++++ Records for this task ++++

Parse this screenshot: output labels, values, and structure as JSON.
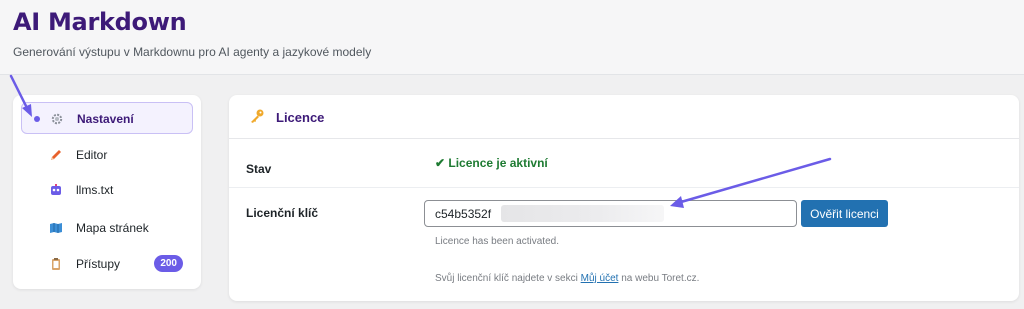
{
  "header": {
    "title": "AI Markdown",
    "subtitle": "Generování výstupu v Markdownu pro AI agenty a jazykové modely"
  },
  "sidebar": {
    "items": [
      {
        "label": "Nastavení",
        "icon": "gear-icon",
        "active": true
      },
      {
        "label": "Editor",
        "icon": "pencil-icon"
      },
      {
        "label": "llms.txt",
        "icon": "robot-icon"
      },
      {
        "label": "Mapa stránek",
        "icon": "map-icon"
      },
      {
        "label": "Přístupy",
        "icon": "clipboard-icon",
        "badge": "200"
      }
    ]
  },
  "panel": {
    "title": "Licence",
    "icon": "key-icon",
    "status_label": "Stav",
    "status_value": "✔ Licence je aktivní",
    "key_label": "Licenční klíč",
    "key_value": "c54b5352f",
    "verify_label": "Ověřit licenci",
    "activated_hint": "Licence has been activated.",
    "note_before": "Svůj licenční klíč najdete v sekci ",
    "note_link": "Můj účet",
    "note_after": " na webu Toret.cz."
  },
  "colors": {
    "brand": "#3d1a78",
    "accent": "#6b5ce7",
    "primary_button": "#2271b1",
    "success": "#1e7b32"
  }
}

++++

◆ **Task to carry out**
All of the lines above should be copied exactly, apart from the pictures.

◆ **Solution to the problem**
Parse this screenshot: output labels, values, and structure as JSON.
{
  "header": {
    "title": "AI Markdown",
    "subtitle": "Generování výstupu v Markdownu pro AI agenty a jazykové modely"
  },
  "sidebar": {
    "items": [
      {
        "label": "Nastavení",
        "icon": "gear-icon",
        "active": true
      },
      {
        "label": "Editor",
        "icon": "pencil-icon"
      },
      {
        "label": "llms.txt",
        "icon": "robot-icon"
      },
      {
        "label": "Mapa stránek",
        "icon": "map-icon"
      },
      {
        "label": "Přístupy",
        "icon": "clipboard-icon",
        "badge": "200"
      }
    ]
  },
  "panel": {
    "title": "Licence",
    "icon": "key-icon",
    "status_label": "Stav",
    "status_value": "✔ Licence je aktivní",
    "key_label": "Licenční klíč",
    "key_value": "c54b5352f",
    "verify_label": "Ověřit licenci",
    "activated_hint": "Licence has been activated.",
    "note_before": "Svůj licenční klíč najdete v sekci ",
    "note_link": "Můj účet",
    "note_after": " na webu Toret.cz."
  },
  "colors": {
    "brand": "#3d1a78",
    "accent": "#6b5ce7",
    "primary_button": "#2271b1",
    "success": "#1e7b32"
  }
}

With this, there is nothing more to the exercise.